    12. Pedro Portugal, 2006. "Wage Setting in the Portuguese Labor Market: A Microeconomic Approach," Economic Bulletin and Financial Stability Report Articles and Banco de Portugal Economic Studies, Banco de Portugal, Economics and Research Department.

    More about this item

    JEL classification:

    • J31 - Labor and Demographic Economics - - Wages, Compensation, and Labor Costs - - - Wage Level and Structure; Wage Differentials
    • J63 - Labor and Demographic Economics - - Mobility, Unemployment, Vacancies, and Immigrant Workers - - - Turnover; Vacancies; Layoffs
    • J65 - Labor and Demographic Economics - - Mobility, Unemployment, Vacancies, and Immigrant Workers - - - Unemployment Insurance; Severance Pay; Plant Closings

    Statistics

    Access and download statistics

    Corrections

    All material on this site has been provided by the respective publishers and authors. You can help correct errors and omissions. When requesting a correction, please mention this item's handle: RePEc:ptu:wpaper:w200614. See general information about how to correct material in RePEc.

    For technical questions regarding this item, or to correct its authors, title, abstract, bibliographic or download information, contact: (DEE-NTD). General contact details of provider: http://edirc.repec.org/data/bdpgvpt.html .

    If you have authored this item and are not yet registered with RePEc, we encourage you to do it here. This allows to link your profile to this item. It also allows you to accept potential citations to this item that we are uncertain about.
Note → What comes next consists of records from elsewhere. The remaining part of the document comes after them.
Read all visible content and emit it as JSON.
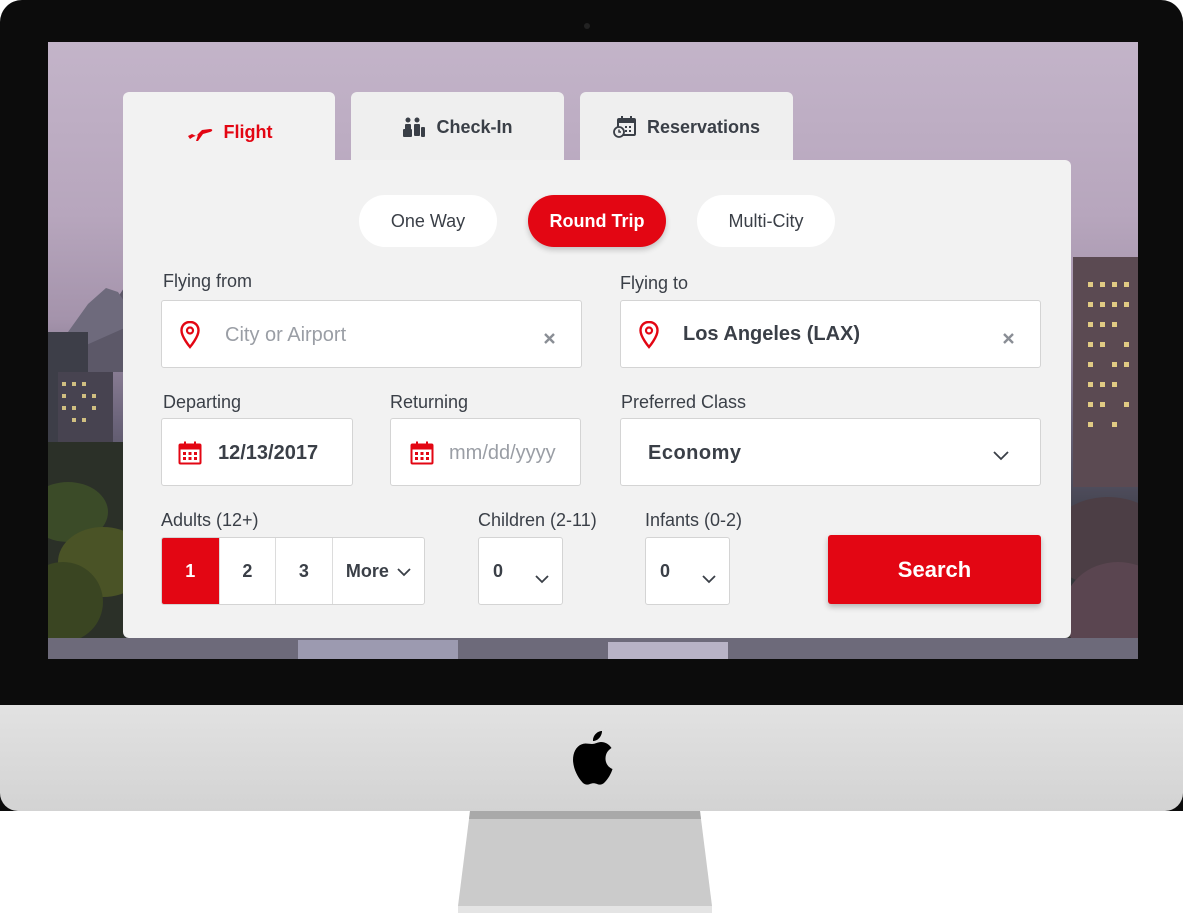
{
  "tabs": [
    {
      "label": "Flight",
      "icon": "plane-icon",
      "active": true
    },
    {
      "label": "Check-In",
      "icon": "check-in-icon",
      "active": false
    },
    {
      "label": "Reservations",
      "icon": "calendar-clock-icon",
      "active": false
    }
  ],
  "trip_types": [
    {
      "label": "One Way",
      "active": false
    },
    {
      "label": "Round Trip",
      "active": true
    },
    {
      "label": "Multi-City",
      "active": false
    }
  ],
  "flying_from": {
    "label": "Flying from",
    "placeholder": "City or Airport",
    "value": ""
  },
  "flying_to": {
    "label": "Flying to",
    "value": "Los Angeles (LAX)"
  },
  "departing": {
    "label": "Departing",
    "value": "12/13/2017"
  },
  "returning": {
    "label": "Returning",
    "placeholder": "mm/dd/yyyy",
    "value": ""
  },
  "preferred_class": {
    "label": "Preferred Class",
    "value": "Economy"
  },
  "adults": {
    "label": "Adults (12+)",
    "options": [
      "1",
      "2",
      "3"
    ],
    "more_label": "More",
    "selected": "1"
  },
  "children": {
    "label": "Children (2-11)",
    "value": "0"
  },
  "infants": {
    "label": "Infants (0-2)",
    "value": "0"
  },
  "search_label": "Search",
  "colors": {
    "accent": "#e30613",
    "text": "#3a3f47",
    "panel": "#f2f2f2"
  }
}
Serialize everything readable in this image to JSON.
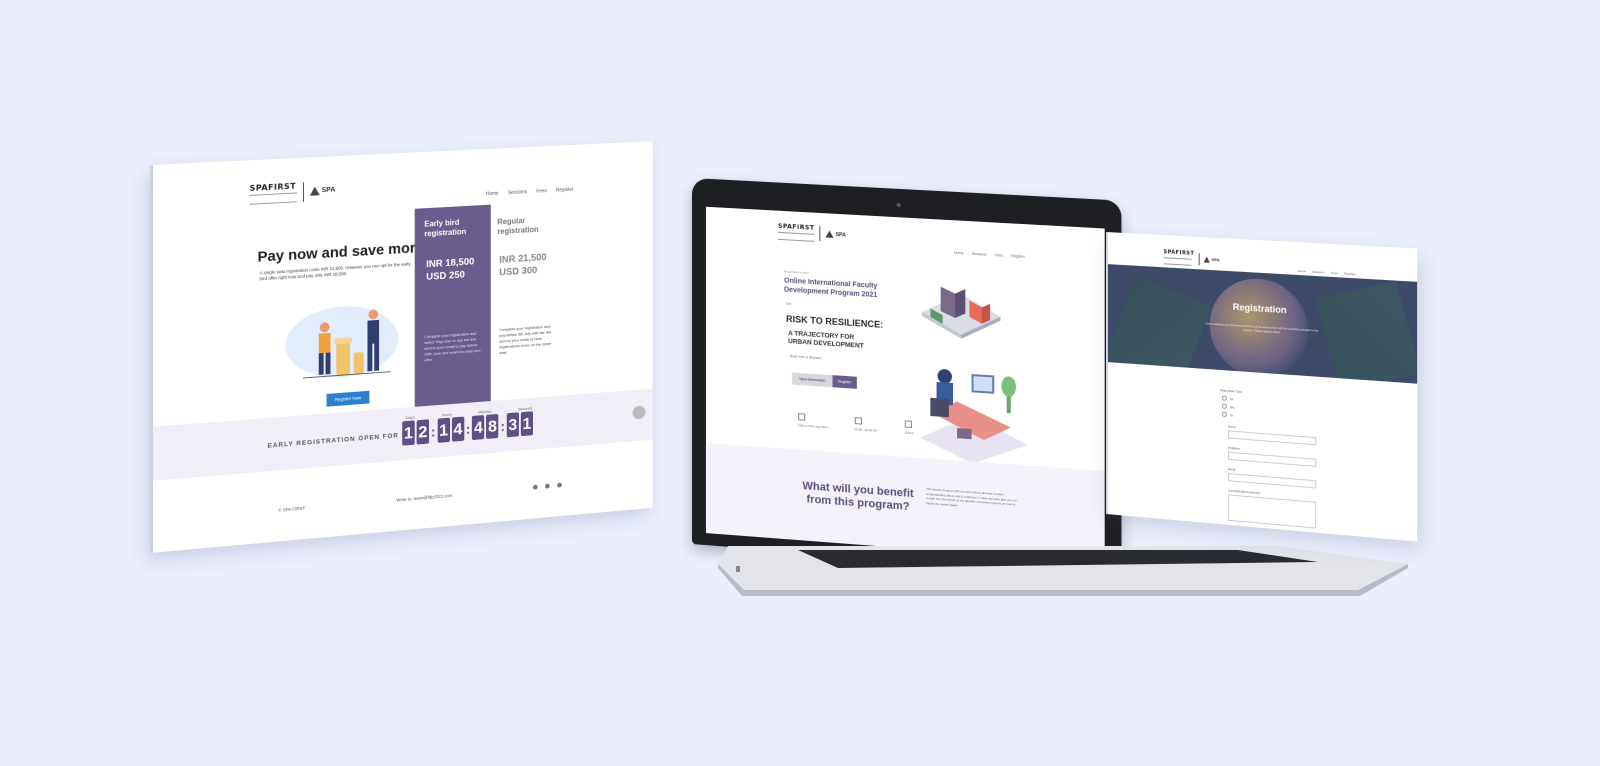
{
  "left_page": {
    "logo": "SPAFIRST",
    "spa_mark": "SPA",
    "nav": [
      "Home",
      "Sessions",
      "Fees",
      "Register"
    ],
    "title": "Pay now and save more",
    "description": "A single seat registration costs INR 21,500. However you can opt for the early bird offer right now and pay only INR 18,500.",
    "register_button": "Register Now",
    "early_card": {
      "heading": "Early bird registration",
      "price_inr": "INR 18,500",
      "price_usd": "USD 250",
      "note": "Complete your registration and select 'Pay now' or use the link sent to your email to pay before 20th June and avail the early bird offer."
    },
    "regular_card": {
      "heading": "Regular registration",
      "price_inr": "INR 21,500",
      "price_usd": "USD 300",
      "note": "Complete your registration and pay before 5th July with the link sent to your email or New registrations close on the same date."
    },
    "countdown": {
      "label": "EARLY REGISTRATION OPEN FOR",
      "units": [
        "Days",
        "Hours",
        "Minutes",
        "Seconds"
      ],
      "digits": [
        "1",
        "2",
        "1",
        "4",
        "4",
        "8",
        "3",
        "1"
      ]
    },
    "footer": {
      "copyright": "© SPA FIRST",
      "write": "Write to: team@fdp2021.com"
    }
  },
  "laptop_page": {
    "logo": "SPAFIRST",
    "spa_mark": "SPA",
    "nav": [
      "Home",
      "Sessions",
      "Fees",
      "Register"
    ],
    "kicker": "Registrations open",
    "program": "Online International Faculty Development Program 2021",
    "on": "On",
    "risk": "RISK TO RESILIENCE:",
    "trajectory": "A TRAJECTORY FOR URBAN DEVELOPMENT",
    "built": "Built form & Beyond",
    "btn_view": "View Information",
    "btn_register": "Register",
    "meta": [
      "12th to 17th July 2021",
      "10:00 - 13:00 IST",
      "Online"
    ],
    "benefit_title": "What will you benefit from this program?",
    "benefit_desc": "The faculty program will not only help to develop a better understanding about risk & resilience in cities but also give you an insight into the trends of the globally renowned experts on how to tackle the issues faced."
  },
  "right_page": {
    "logo": "SPAFIRST",
    "spa_mark": "SPA",
    "nav": [
      "Home",
      "Sessions",
      "Fees",
      "Register"
    ],
    "title": "Registration",
    "subtitle": "Every academic and professional working in the urban sector will find something valuable in this program. Please register below.",
    "form": {
      "type_label": "Registration Type",
      "options": [
        "Mr.",
        "Ms.",
        "Dr."
      ],
      "fields": [
        "Name",
        "Institution",
        "Email",
        "Correspondence Address"
      ]
    }
  },
  "colors": {
    "background": "#ebeffc",
    "accent_purple": "#6a5d8e",
    "button_blue": "#2d7fcf"
  }
}
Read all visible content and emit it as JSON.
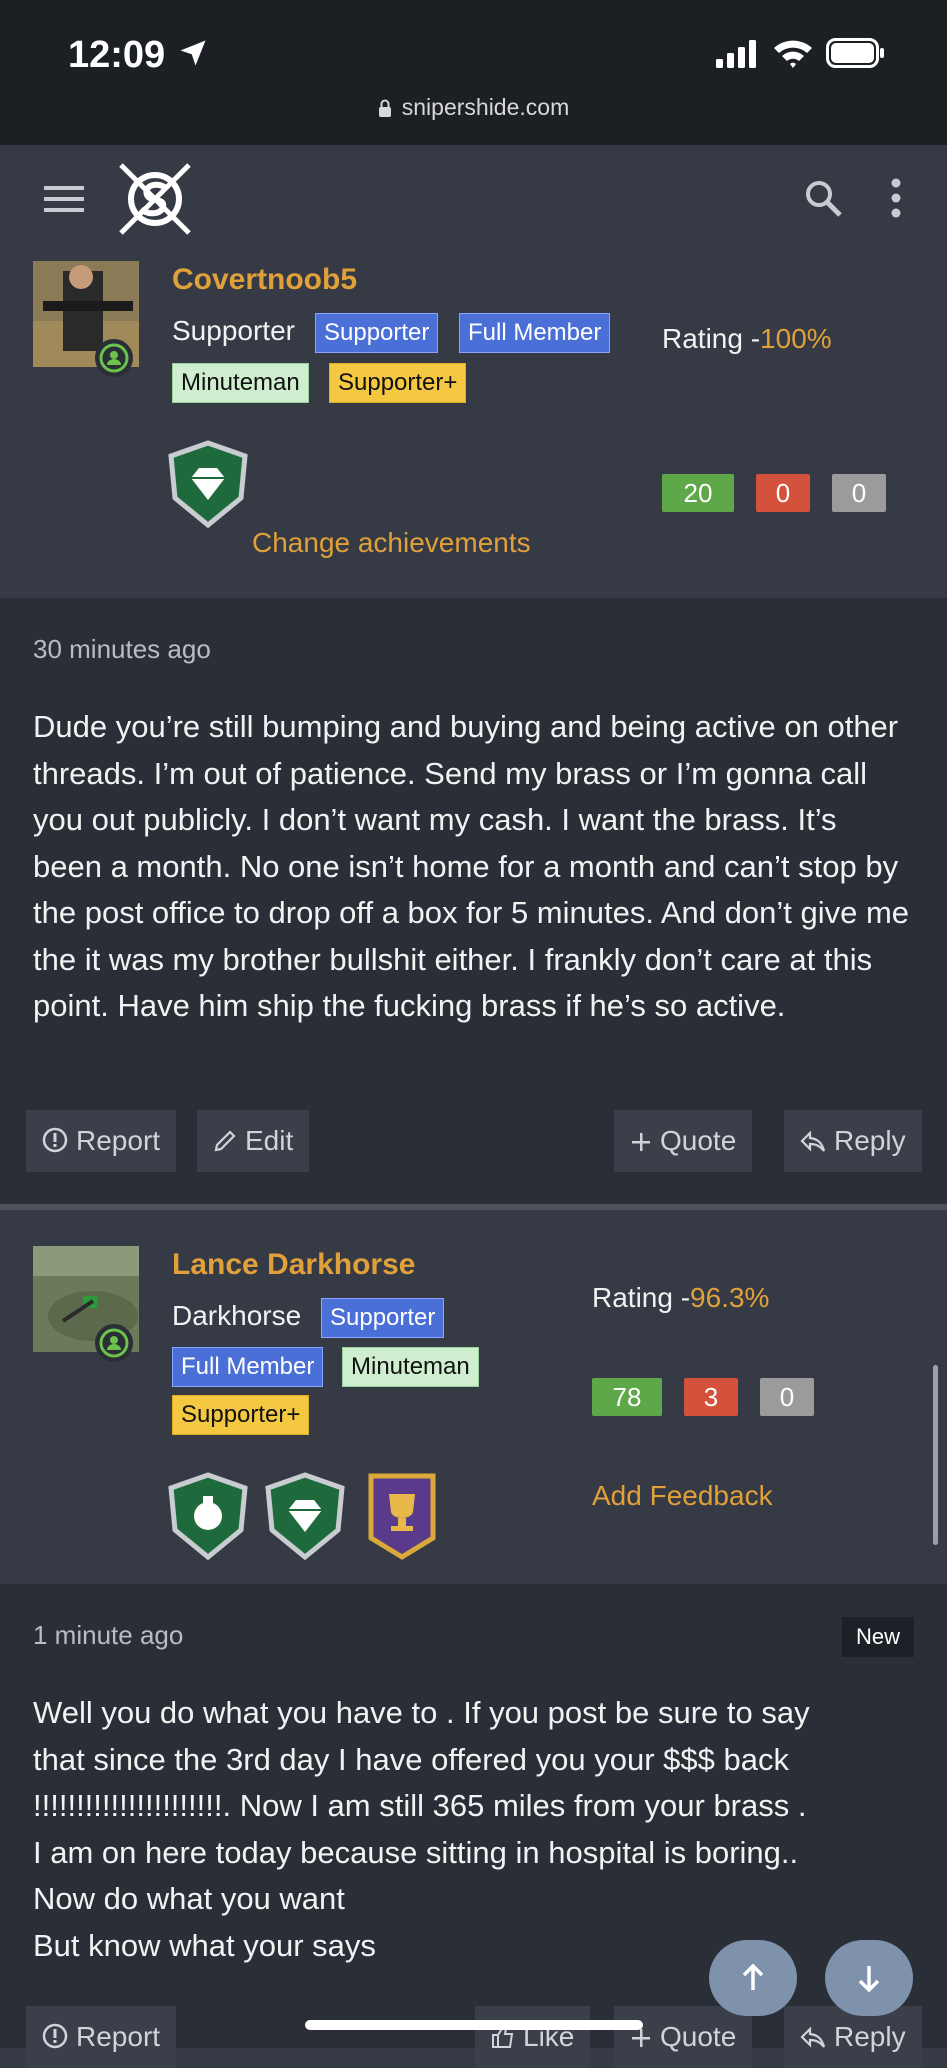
{
  "status": {
    "time": "12:09"
  },
  "browser": {
    "url": "snipershide.com"
  },
  "post1_user": {
    "name": "Covertnoob5",
    "title": "Supporter",
    "tags": [
      "Supporter",
      "Full Member",
      "Minuteman",
      "Supporter+"
    ],
    "rating_label": "Rating -",
    "rating_value": "100%",
    "feedback": {
      "positive": "20",
      "negative": "0",
      "neutral": "0"
    },
    "change_achievements": "Change achievements"
  },
  "post1": {
    "time_ago": "30 minutes ago",
    "body": "Dude you’re still bumping and buying and being active on other threads. I’m out of patience. Send my brass or I’m gonna call you out publicly. I don’t want my cash. I want the brass. It’s been a month. No one isn’t home for a month and can’t stop by the post office to drop off a box for 5 minutes. And don’t give me the it was my brother bullshit either. I frankly don’t care at this point. Have him ship the fucking brass if he’s so active.",
    "actions": {
      "report": "Report",
      "edit": "Edit",
      "quote": "Quote",
      "reply": "Reply"
    }
  },
  "post2_user": {
    "name": "Lance Darkhorse",
    "title": "Darkhorse",
    "tags": [
      "Supporter",
      "Full Member",
      "Minuteman",
      "Supporter+"
    ],
    "rating_label": "Rating -",
    "rating_value": "96.3%",
    "feedback": {
      "positive": "78",
      "negative": "3",
      "neutral": "0"
    },
    "add_feedback": "Add Feedback"
  },
  "post2": {
    "time_ago": "1 minute ago",
    "new_badge": "New",
    "body_lines": [
      "Well you do what you have to . If you post be sure to say",
      "that since the 3rd day I have offered you your $$$ back",
      "!!!!!!!!!!!!!!!!!!!!!!. Now I am still 365 miles from your brass .",
      "I am on here today because sitting in hospital is boring..",
      "Now do what you want",
      "But know what your says"
    ],
    "actions": {
      "report": "Report",
      "like": "Like",
      "quote": "Quote",
      "reply": "Reply"
    }
  },
  "colors": {
    "accent": "#e0a03a",
    "tag_blue": "#4a6fd6",
    "tag_green": "#cfeecf",
    "tag_yellow": "#f5c842"
  },
  "icons": [
    "location-arrow-icon",
    "signal-icon",
    "wifi-icon",
    "battery-icon",
    "lock-icon",
    "menu-icon",
    "site-logo",
    "search-icon",
    "more-vertical-icon",
    "online-icon",
    "diamond-badge-icon",
    "grenade-badge-icon",
    "trophy-badge-icon",
    "report-icon",
    "edit-icon",
    "plus-icon",
    "reply-icon",
    "like-icon",
    "arrow-up-icon",
    "arrow-down-icon"
  ]
}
    We have no references for this item. You can help adding them by using this form .

    If you know of missing items citing this one, you can help us creating those links by adding the relevant references in the same way as above, for each refering item. If you are a registered author of this item, you may also want to check the "citations" tab in your RePEc Author Service profile, as there may be some citations waiting for confirmation.

    Please note that corrections may take a couple of weeks to filter through the various RePEc services.

    IDEAS is a RePEc service hosted by the Research Division of the Federal Reserve Bank of St. Louis . RePEc uses bibliographic data supplied by the respective publishers.